After all the canyons it’s back to the trail. For about a half mile or so the trail winds uphill out of the canyons and it can be a little challenging but if you’re used to a little hiking it won’t be a problem. Eventually you’ll make it to the top. The first overlook is one of the best. You’ll have to jump the fence and go through the bushes but once you do you’re rewarded with a great view with a sort of ledge that sticks out a bit to walk out onto. Back on the trail it winds toward the entrance road and winds past all those overlooks you saw coming into the park. Many good photo spots run along the path that eventually ends where you start at the visitor center. All in all, I’d say you’ll log about five miles doing all of the canyons and the White Blazed Trail. The Red Blazed Trail is a seven miler that I didn’t have time to do. Plus, it doesn’t pass any canyons. It does path something called the South Glory Hole. That might be cool but I wouldn’t know. After all that driving and hiking I was pretty tired. I actually toured the church after my hike then checked into the Florence Marina State Park Campground nearby. Providence Canyon only allows primitive camping.

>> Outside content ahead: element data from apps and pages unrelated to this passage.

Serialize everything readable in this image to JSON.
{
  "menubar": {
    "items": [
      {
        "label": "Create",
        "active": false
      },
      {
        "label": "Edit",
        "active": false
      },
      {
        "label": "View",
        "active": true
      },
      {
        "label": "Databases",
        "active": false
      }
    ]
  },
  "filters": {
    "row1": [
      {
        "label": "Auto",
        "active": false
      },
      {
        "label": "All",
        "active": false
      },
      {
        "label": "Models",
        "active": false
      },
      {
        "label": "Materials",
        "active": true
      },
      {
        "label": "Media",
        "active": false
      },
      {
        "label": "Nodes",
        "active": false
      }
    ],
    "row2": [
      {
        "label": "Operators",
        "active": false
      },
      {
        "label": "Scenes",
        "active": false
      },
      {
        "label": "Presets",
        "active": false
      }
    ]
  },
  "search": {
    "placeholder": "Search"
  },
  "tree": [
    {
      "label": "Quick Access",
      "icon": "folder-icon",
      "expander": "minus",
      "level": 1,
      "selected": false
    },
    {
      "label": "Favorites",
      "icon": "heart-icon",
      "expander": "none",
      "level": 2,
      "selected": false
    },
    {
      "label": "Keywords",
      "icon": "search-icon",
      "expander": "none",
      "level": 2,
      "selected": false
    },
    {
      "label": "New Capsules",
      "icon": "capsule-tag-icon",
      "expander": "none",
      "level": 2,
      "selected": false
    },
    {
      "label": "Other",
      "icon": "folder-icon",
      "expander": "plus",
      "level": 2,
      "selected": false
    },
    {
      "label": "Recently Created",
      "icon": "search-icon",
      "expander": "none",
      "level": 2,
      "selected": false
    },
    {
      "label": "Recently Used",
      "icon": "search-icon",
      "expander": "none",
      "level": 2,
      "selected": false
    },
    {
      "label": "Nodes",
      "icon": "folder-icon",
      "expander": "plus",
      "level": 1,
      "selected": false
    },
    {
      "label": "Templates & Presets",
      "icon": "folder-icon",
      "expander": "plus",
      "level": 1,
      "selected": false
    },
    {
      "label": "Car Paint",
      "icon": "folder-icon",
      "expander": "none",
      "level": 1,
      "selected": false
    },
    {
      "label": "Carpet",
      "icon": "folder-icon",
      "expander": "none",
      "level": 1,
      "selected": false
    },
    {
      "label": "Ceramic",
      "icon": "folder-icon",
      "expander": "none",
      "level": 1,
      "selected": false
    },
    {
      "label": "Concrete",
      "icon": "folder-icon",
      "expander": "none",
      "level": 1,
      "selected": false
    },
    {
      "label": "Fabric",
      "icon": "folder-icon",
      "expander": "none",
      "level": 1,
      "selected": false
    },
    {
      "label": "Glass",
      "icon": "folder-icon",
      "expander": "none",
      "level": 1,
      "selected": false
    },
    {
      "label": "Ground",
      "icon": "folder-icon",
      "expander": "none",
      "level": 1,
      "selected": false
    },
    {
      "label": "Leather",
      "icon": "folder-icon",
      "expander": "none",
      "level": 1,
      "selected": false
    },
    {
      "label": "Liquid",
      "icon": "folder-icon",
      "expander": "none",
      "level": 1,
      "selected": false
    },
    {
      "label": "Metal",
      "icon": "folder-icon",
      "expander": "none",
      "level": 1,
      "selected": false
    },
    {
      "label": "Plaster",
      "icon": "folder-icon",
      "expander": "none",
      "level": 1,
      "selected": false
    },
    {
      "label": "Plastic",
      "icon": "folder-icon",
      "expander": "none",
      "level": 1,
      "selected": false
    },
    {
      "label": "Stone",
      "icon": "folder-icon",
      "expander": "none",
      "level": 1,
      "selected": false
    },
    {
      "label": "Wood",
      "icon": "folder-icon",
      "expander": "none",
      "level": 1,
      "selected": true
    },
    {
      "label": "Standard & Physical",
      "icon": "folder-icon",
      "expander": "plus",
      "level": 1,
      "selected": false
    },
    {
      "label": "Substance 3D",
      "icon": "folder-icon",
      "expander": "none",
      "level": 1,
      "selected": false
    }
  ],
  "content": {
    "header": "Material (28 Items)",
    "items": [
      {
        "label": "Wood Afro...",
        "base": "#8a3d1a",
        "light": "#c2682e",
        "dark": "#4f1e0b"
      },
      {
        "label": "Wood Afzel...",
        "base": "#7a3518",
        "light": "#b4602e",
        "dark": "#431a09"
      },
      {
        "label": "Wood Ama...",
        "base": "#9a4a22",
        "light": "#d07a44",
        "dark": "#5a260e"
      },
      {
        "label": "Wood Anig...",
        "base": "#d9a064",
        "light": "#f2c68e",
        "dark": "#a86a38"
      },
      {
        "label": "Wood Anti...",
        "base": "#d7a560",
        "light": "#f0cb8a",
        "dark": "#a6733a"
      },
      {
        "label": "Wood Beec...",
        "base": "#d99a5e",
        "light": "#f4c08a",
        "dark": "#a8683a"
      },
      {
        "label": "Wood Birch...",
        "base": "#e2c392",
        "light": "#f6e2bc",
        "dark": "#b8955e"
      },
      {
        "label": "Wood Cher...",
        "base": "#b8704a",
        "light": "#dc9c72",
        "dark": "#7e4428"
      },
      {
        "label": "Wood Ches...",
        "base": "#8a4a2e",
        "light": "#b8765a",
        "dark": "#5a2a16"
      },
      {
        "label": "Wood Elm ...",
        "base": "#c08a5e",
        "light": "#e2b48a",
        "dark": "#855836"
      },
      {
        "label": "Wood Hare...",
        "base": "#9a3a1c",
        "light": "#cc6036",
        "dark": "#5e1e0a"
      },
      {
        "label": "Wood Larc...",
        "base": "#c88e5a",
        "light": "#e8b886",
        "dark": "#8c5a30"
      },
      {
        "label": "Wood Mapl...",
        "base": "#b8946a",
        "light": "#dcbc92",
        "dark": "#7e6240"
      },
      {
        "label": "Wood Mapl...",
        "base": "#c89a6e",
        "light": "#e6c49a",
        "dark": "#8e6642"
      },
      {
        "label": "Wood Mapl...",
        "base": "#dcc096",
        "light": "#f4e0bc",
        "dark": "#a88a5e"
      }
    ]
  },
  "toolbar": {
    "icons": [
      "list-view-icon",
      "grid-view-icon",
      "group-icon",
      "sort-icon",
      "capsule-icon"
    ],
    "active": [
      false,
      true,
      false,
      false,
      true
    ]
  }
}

Florence Marina State Park is really just a small park with boat docks, cabins and a camp store. I checked in and set up camp in the back of my truck. No need to pitch a tent for just one short night. Florence Marina also had very nice bathhouse facilities so I could actually feel clean at the end of the day.

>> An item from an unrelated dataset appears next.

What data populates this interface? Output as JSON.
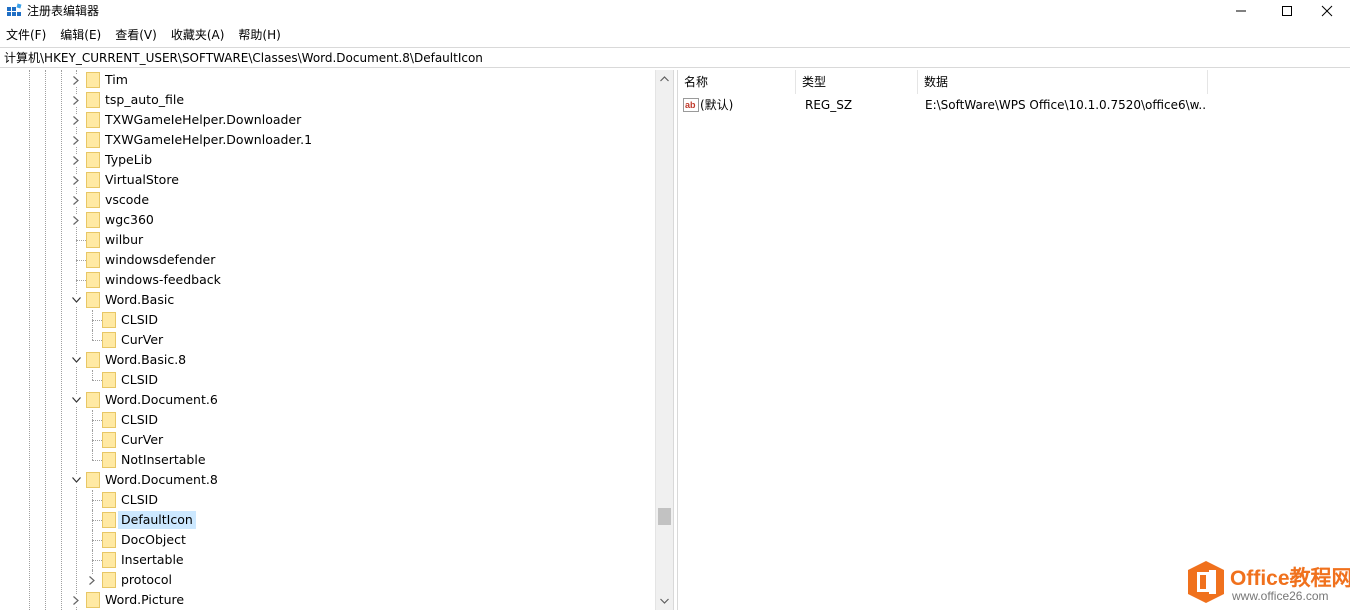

Dinner time! It took about 45 minutes to get to Columbus from the campground. Not a whole lot was open when I arrived. I settled for a trendy place called Nonic. I had an excellent hamburger and a couple of those hipster craft beers. (I don’t consider myself a hipster at all) After that I strolled down to the river walk. This was about 10 PM on a weeknight and it was dead except for some questionable looking characters. Especially around the pedestrian bridge connecting GA to Al. If I had my family I probably wouldn’t of walked down there at night. Maybe it’s safe but I’d do it in the daylight if I were you.

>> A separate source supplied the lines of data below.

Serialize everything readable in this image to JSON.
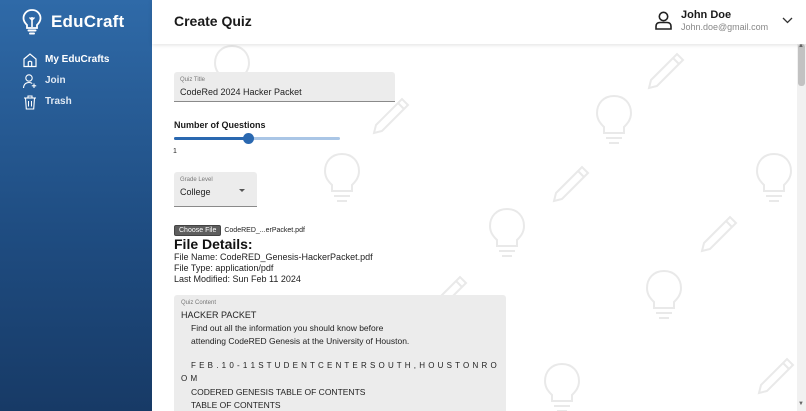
{
  "brand": {
    "name": "EduCraft",
    "icon": "lightbulb-icon"
  },
  "sidebar": {
    "items": [
      {
        "label": "My EduCrafts",
        "icon": "home-icon"
      },
      {
        "label": "Join",
        "icon": "user-add-icon"
      },
      {
        "label": "Trash",
        "icon": "trash-icon"
      }
    ]
  },
  "header": {
    "title": "Create Quiz",
    "user": {
      "name": "John Doe",
      "email": "John.doe@gmail.com",
      "icon": "user-icon",
      "menu_icon": "chevron-down-icon"
    }
  },
  "form": {
    "quiz_title": {
      "label": "Quiz Title",
      "value": "CodeRed 2024 Hacker Packet"
    },
    "questions": {
      "label": "Number of Questions",
      "value": "1",
      "fraction": 0.45
    },
    "grade": {
      "label": "Grade Level",
      "value": "College"
    },
    "file": {
      "button": "Choose File",
      "name": "CodeRED_...erPacket.pdf"
    },
    "details": {
      "title": "File Details:",
      "name": "File Name: CodeRED_Genesis-HackerPacket.pdf",
      "type": "File Type: application/pdf",
      "modified": "Last Modified: Sun Feb 11 2024"
    },
    "content": {
      "label": "Quiz Content",
      "lines": [
        "HACKER PACKET",
        "Find out all the information you should know before",
        "attending CodeRED Genesis at the University of Houston.",
        "F E B . 1 0 - 1 1 S T U D E N T C E N T E R S O U T H , H O U S T O N R O",
        "O M",
        "CODERED GENESIS TABLE OF CONTENTS",
        "TABLE OF CONTENTS"
      ]
    }
  },
  "colors": {
    "accent": "#2a68b0",
    "sidebar": "#1f4d82"
  }
}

Eufala is the closest town to Providence Canyon and Florence Marina. I’d say it takes about 25 to 30 minutes to get from to canyon to town. Eufala is one of those classic one street southern towns. It reminded me a lot of Fairhope, AL but not quite as upscale. It was morning when I was there. I had coffee at Superior Pecans. They have a pecan roast that’s pretty amazing. I normally don’t go for flavored stuff but this one’s a winner. Then I rode through the historic district and toured the Shorter Mansion as recommended by one of y’all. It’s a neat house. Not the best tour I’ve done but it’s only $5 and worth stopping by. After that I headed home. I did stop by a farmers market type place to buy some sorghum syrup but that’s it. All worth a short visit or even turning into a larger trip depending on what you want to explore.